Share this species with family and friends:
Elkhorn coral (Acropora palmata) is a large, branching coral with thick and sturdy antler-like branches. It is a member of the Acropora genus, the most abundant and species-rich group of corals in the world.
Colonies of Elkhorn coral are fast growing - branches increase in length by 2-4 inches (5-10 cm) per year, with colonies reaching their maximum size in approximately 10-12 years. Over the last 10,000 years, elkhorn coral has been one of the three most important Caribbean corals contributing to reef growth and development, as well as providing essential fish and marine invertebrate habitat.
While once the most abundant stony coral on shallow reef crests and fore-reefs of the Caribbean and Florida reef tract, by the early 1990s elkhorn coral had experienced widespread losses through its range. Multiple factors are thought to have contributed to coral declines, including impacts from hurricanes, coral disease, mass coral bleaching, climate change, coastal pollution, overfishing, and damage from boaters and divers. In 2006, elkhorn coral and a close relative, staghorn coral (Acropora cervicornis) were listed as threatened under the US Endangered Species Act.
Elkhorn coral is found on coral reefs in southern Florida, the Bahamas, and throughout the Caribbean. Its northern limit is Biscayne National Park, Florida, and it extends south to Venezuela; it is not found in Bermuda. Once found in continuous stands that extended along the front side of most coral reefs, the characteristic "Acropora palmata zone" supported a diverse assemblage of other invertebrates and fish. These zones have been largely transformed into rubble fields with few, isolated living colonies
Elkhorn coral is found in shallow water, generally ranging from 1 to 5 meters deep. Elkhorn coral is a tropical species and inhabits waters with a temperature range of 66 tol 86 degrees F. This coral tolerates salinities within the normal range of 33 to 37 parts per thousand. Elkhorn coral often establishes in heavy surf close to shore, where the preferential exposed reef crests create an optimal habitat.
This species is listed as Critically Endangered as there has been a population reduction exceeding 80% over the past 30 years due, in particular to the effects of disease, as well as other climate change and human-related factors. This species is particularly susceptible to bleaching. Although the current population is persisting at a very low abundance and the current population trend appears to be stable, there are places where populations continue to decrease and others where there seems to be moderate or localized recovery. Whether mortality continues to exceed growth and recruitment or not, this species requires immediate investigation and monitoring on a regional scale.
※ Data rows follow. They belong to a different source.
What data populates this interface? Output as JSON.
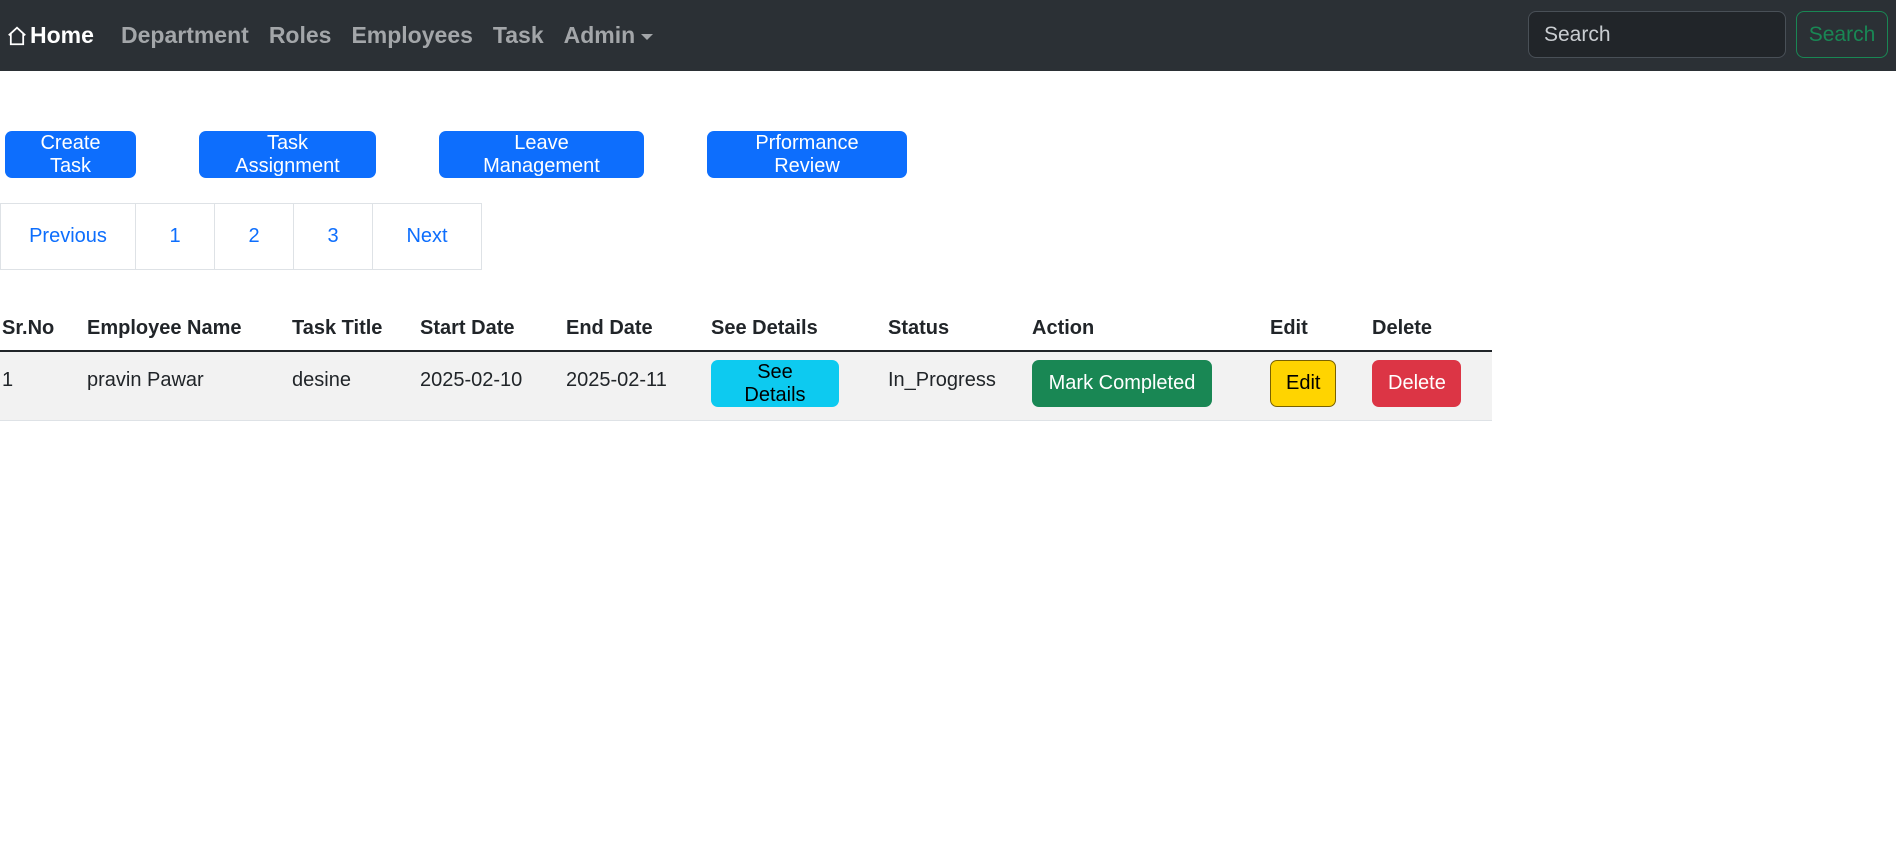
{
  "navbar": {
    "brand": "Home",
    "links": [
      "Department",
      "Roles",
      "Employees",
      "Task",
      "Admin"
    ],
    "search_placeholder": "Search",
    "search_button": "Search"
  },
  "actions": {
    "create_task": "Create Task",
    "task_assignment": "Task Assignment",
    "leave_management": "Leave Management",
    "performance_review": "Prformance Review"
  },
  "pagination": {
    "previous": "Previous",
    "pages": [
      "1",
      "2",
      "3"
    ],
    "next": "Next"
  },
  "table": {
    "headers": [
      "Sr.No",
      "Employee Name",
      "Task Title",
      "Start Date",
      "End Date",
      "See Details",
      "Status",
      "Action",
      "Edit",
      "Delete"
    ],
    "rows": [
      {
        "sr_no": "1",
        "employee_name": "pravin Pawar",
        "task_title": "desine",
        "start_date": "2025-02-10",
        "end_date": "2025-02-11",
        "see_details": "See Details",
        "status": "In_Progress",
        "action": "Mark Completed",
        "edit": "Edit",
        "delete": "Delete"
      }
    ]
  },
  "colors": {
    "navbar_bg": "#2b3035",
    "primary": "#0d6efd",
    "success": "#198754",
    "info": "#0dcaf0",
    "warning": "#ffd400",
    "danger": "#dc3545"
  }
}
The major threat to this species has been disease, specifically white-band disease which is believed to be the primary cause for the region wide acroporid decline during the 1980s (Aronson and Precht, 2001a,b) and is still ongoing (Williams and Miller, 2005). Other major threats include thermal-induced bleaching, storms, and other diseases (Rodriguez-Martinez et al. 2001,Precht et al. 2002,Patterson et al. 2002,Acropora BRT 2005).
Localized declines are associated with: loss of habitat at the recruitment stage due to algal overgrowth and sedimentation; predation by snails; mortality by endolithic sponges; ship groundings, anchor damage, trampling, and marine debris. The long-term threat of reduced skeletal integrity due to ocean acidification is of particular concern due to the species' presence in wave-swept environments.
In general, the major threat to corals is global climate change, in particular, temperature extremes leading to bleaching and increased susceptibility to disease, increased severity of ENSO events and storms, and ocean acidification.
Coral disease has emerged as a serious threat to coral reefs worldwide and a major cause of reef deterioration (Weil et al. 2006). The numbers of diseases and coral species affected, as well as the distribution of diseases have all increased dramatically within the last decade (Porter et al. 2001, Green and Bruckner 2000, Sutherland et al. 2004, Weil 2004). Coral disease epizootics have resulted in significant losses of coral cover and were implicated in the dramatic decline of acroporids in the Florida Keys (Aronson and Precht 2001, Porter et al. 2001, Patterson et al. 2002). Escalating anthropogenic stressors combined with the threats associated with global climate change of increases in coral disease, frequency and duration of coral bleaching and ocean acidification place coral reefs at high risk of collapse.
Localized threats to corals include fisheries, human development (industry, settlement, tourism, and transportation), changes in native species dynamics (competitors, predators, pathogens and parasites), invasive species (competitors, predators, pathogens and parasites), dynamite fishing, chemical fishing, pollution from agriculture and industry, domestic pollution, sedimentation, and human recreation and tourism activities.
Friend a Species
- Mollie Jane Loschiavo
- Caroline Rogers/EOL Rapid Response Team (Public Domain)
- Paige Gill/BioLib (Public Domain)
- Nhobgood Nick Hobgood/Wikimedia Commons (CC BY-SA 3.0)